     Neither Lucas, Catmull nor Apple are defendants in Nitsch’s complaint.
     He claims Pixar and Lucasfilm agreed to notify each other when making an offer to an employee, and agreed not to offer higher pay if the employee’s current employer made a counteroffer. And, he says, Jobs and Catmull spread this kind of anti-competitive agreement throughout the animation industry.
     “Whenever a studio threatened to disturb the conspiracy’s goals of suppressing wages and salaries by recruiting employees and offering better compensation, the leaders of the conspiracy took steps to stop them,” the complaint states.
     The artists say the studios’ cooperation was so thorough they emailed each other salary and budget information.
     Nitsch quotes Lucas as saying that “the rule we always had [was] we cannot get into a bidding war with other companies because we don’t have the margins for that sort of thing.”

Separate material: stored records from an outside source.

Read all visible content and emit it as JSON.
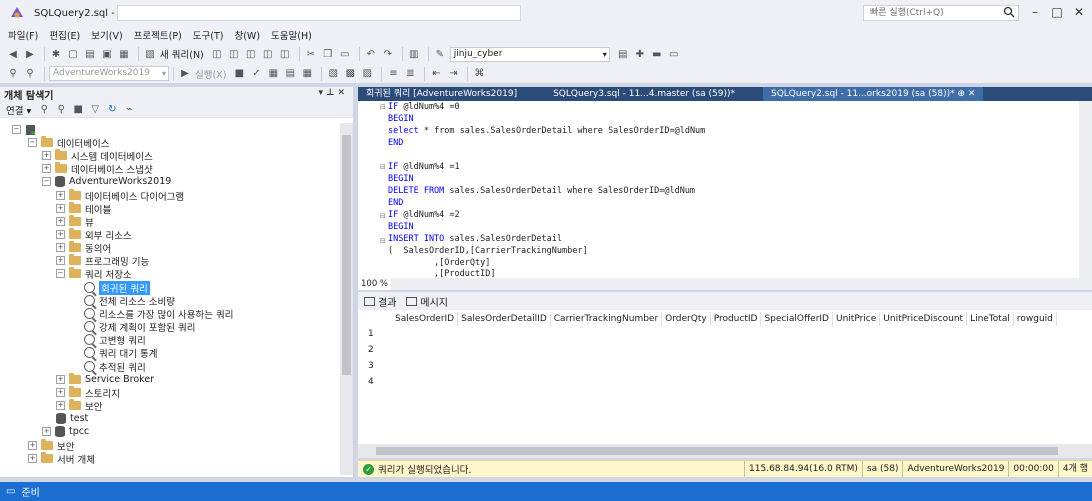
{
  "window": {
    "title": "SQLQuery2.sql -",
    "quick_launch_placeholder": "빠른 실행(Ctrl+Q)",
    "minimize": "–",
    "maximize": "□",
    "close": "✕"
  },
  "menu": [
    "파일(F)",
    "편집(E)",
    "보기(V)",
    "프로젝트(P)",
    "도구(T)",
    "창(W)",
    "도움말(H)"
  ],
  "toolbar": {
    "new_query_label": "새 쿼리(N)",
    "database_combo": "jinju_cyber",
    "db_selector": "AdventureWorks2019",
    "execute_label": "실행(X)"
  },
  "object_explorer": {
    "title": "개체 탐색기",
    "connect_label": "연결 ▾",
    "pin_controls": "▾ ⊥ ✕",
    "nodes": [
      {
        "label": "데이터베이스"
      },
      {
        "label": "시스템 데이터베이스"
      },
      {
        "label": "데이터베이스 스냅샷"
      },
      {
        "label": "AdventureWorks2019"
      },
      {
        "label": "데이터베이스 다이어그램"
      },
      {
        "label": "테이블"
      },
      {
        "label": "뷰"
      },
      {
        "label": "외부 리소스"
      },
      {
        "label": "동의어"
      },
      {
        "label": "프로그래밍 기능"
      },
      {
        "label": "쿼리 저장소"
      },
      {
        "label": "회귀된 쿼리"
      },
      {
        "label": "전체 리소스 소비량"
      },
      {
        "label": "리소스를 가장 많이 사용하는 쿼리"
      },
      {
        "label": "강제 계획이 포함된 쿼리"
      },
      {
        "label": "고변형 쿼리"
      },
      {
        "label": "쿼리 대기 통계"
      },
      {
        "label": "추적된 쿼리"
      },
      {
        "label": "Service Broker"
      },
      {
        "label": "스토리지"
      },
      {
        "label": "보안"
      },
      {
        "label": "test"
      },
      {
        "label": "tpcc"
      },
      {
        "label": "보안"
      },
      {
        "label": "서버 개체"
      }
    ]
  },
  "tabs": [
    {
      "label": "회귀된 쿼리 [AdventureWorks2019]"
    },
    {
      "label": "SQLQuery3.sql - 11...4.master (sa (59))*"
    },
    {
      "label": "SQLQuery2.sql - 11...orks2019 (sa (58))*  ⊕  ✕"
    }
  ],
  "editor": {
    "lines": [
      {
        "prefix": "IF ",
        "kw": "",
        "rest": "@ldNum%4 =0"
      },
      {
        "prefix": "",
        "kw": "BEGIN",
        "rest": ""
      },
      {
        "prefix": "",
        "kw": "select",
        "rest": " * from sales.SalesOrderDetail where SalesOrderID=@ldNum"
      },
      {
        "prefix": "",
        "kw": "END",
        "rest": ""
      },
      {
        "prefix": "",
        "kw": "",
        "rest": ""
      },
      {
        "prefix": "IF ",
        "kw": "",
        "rest": "@ldNum%4 =1"
      },
      {
        "prefix": "",
        "kw": "BEGIN",
        "rest": ""
      },
      {
        "prefix": "",
        "kw": "DELETE FROM",
        "rest": " sales.SalesOrderDetail where SalesOrderID=@ldNum"
      },
      {
        "prefix": "",
        "kw": "END",
        "rest": ""
      },
      {
        "prefix": "IF ",
        "kw": "",
        "rest": "@ldNum%4 =2"
      },
      {
        "prefix": "",
        "kw": "BEGIN",
        "rest": ""
      },
      {
        "prefix": "",
        "kw": "INSERT INTO",
        "rest": " sales.SalesOrderDetail"
      },
      {
        "prefix": "",
        "kw": "",
        "rest": "(  SalesOrderID,[CarrierTrackingNumber]"
      },
      {
        "prefix": "",
        "kw": "",
        "rest": "         ,[OrderQty]"
      },
      {
        "prefix": "",
        "kw": "",
        "rest": "         ,[ProductID]"
      }
    ],
    "zoom": "100 %"
  },
  "results": {
    "tabs": [
      "결과",
      "메시지"
    ],
    "columns": [
      "SalesOrderID",
      "SalesOrderDetailID",
      "CarrierTrackingNumber",
      "OrderQty",
      "ProductID",
      "SpecialOfferID",
      "UnitPrice",
      "UnitPriceDiscount",
      "LineTotal",
      "rowguid"
    ],
    "rows": [
      "1",
      "2",
      "3",
      "4"
    ]
  },
  "query_status": {
    "message": "쿼리가 실행되었습니다.",
    "server": "115.68.84.94(16.0 RTM)",
    "user": "sa (58)",
    "database": "AdventureWorks2019",
    "elapsed": "00:00:00",
    "rows": "4개 행"
  },
  "status_bar": {
    "text": "준비"
  },
  "colors": {
    "accent": "#1c6fd1",
    "tab_bar": "#2b4b79",
    "selected": "#3399ff",
    "keyword": "#0000ff",
    "status_ok": "#fff7c9"
  }
}
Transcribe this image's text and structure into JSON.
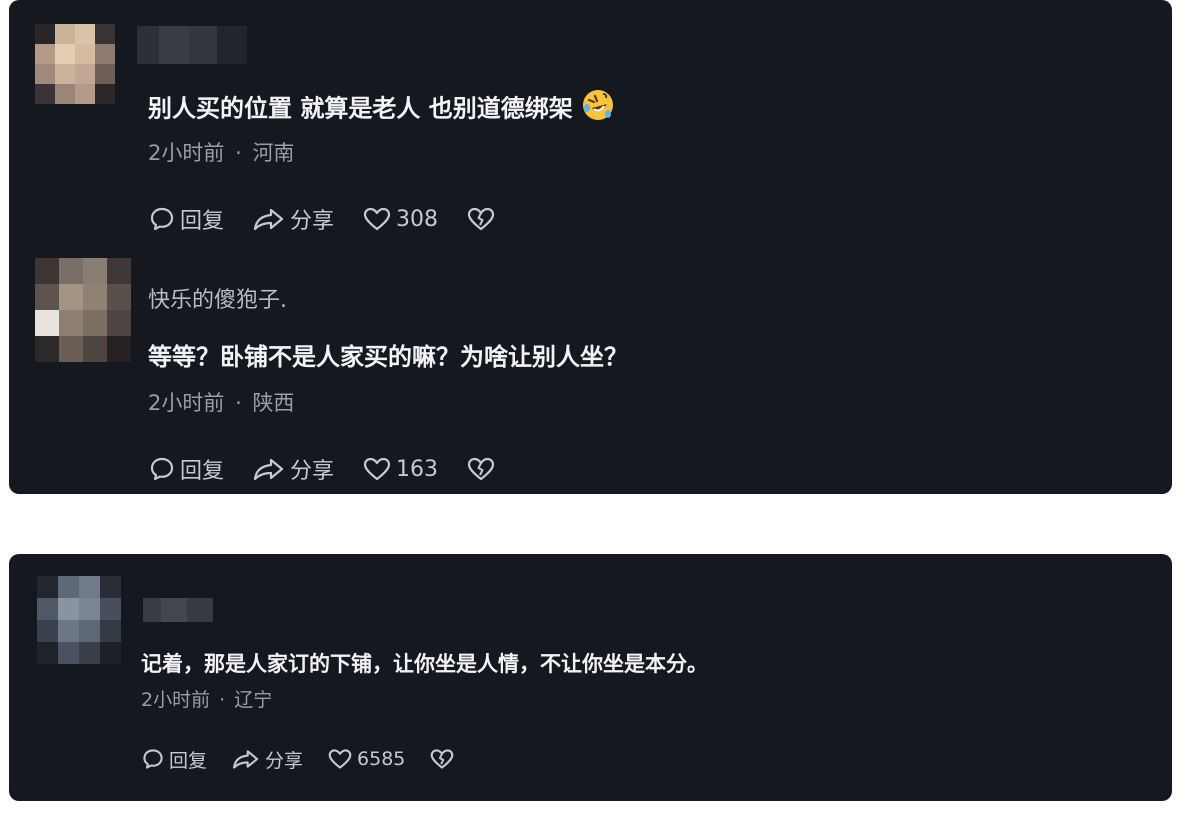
{
  "comments": [
    {
      "username": "",
      "text": "别人买的位置 就算是老人 也别道德绑架",
      "emoji": "rolling-on-floor-laughing-emoji",
      "time": "2小时前",
      "separator": "·",
      "location": "河南",
      "reply_label": "回复",
      "share_label": "分享",
      "likes": "308"
    },
    {
      "username": "快乐的傻狍子.",
      "text": "等等？卧铺不是人家买的嘛？为啥让别人坐？",
      "time": "2小时前",
      "separator": "·",
      "location": "陕西",
      "reply_label": "回复",
      "share_label": "分享",
      "likes": "163"
    },
    {
      "username": "",
      "text": "记着，那是人家订的下铺，让你坐是人情，不让你坐是本分。",
      "time": "2小时前",
      "separator": "·",
      "location": "辽宁",
      "reply_label": "回复",
      "share_label": "分享",
      "likes": "6585"
    }
  ],
  "colors": {
    "panel_bg": "#161820",
    "text": "#f2f3f5",
    "meta": "#9a9da5",
    "actions": "#c7c9ce"
  },
  "icons": [
    "comment-bubble-icon",
    "share-arrow-icon",
    "heart-icon",
    "broken-heart-icon"
  ]
}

     The other studios used similar practices and pay structures, Nitsch’s complaint states.
     After a Justice Department investigation, Nitsch says, Pixar and Lucasfilm signed settlements prohibiting them from making such nonsolicitation agreements. But Nitsch says the practice continues.
     Van Nest is with Keker and Van Nest in San Francisco; Friedman with Hagens Berman Sobol Shaprio in Berkeley; and Selzer with Susman Godfrey in Los Angeles.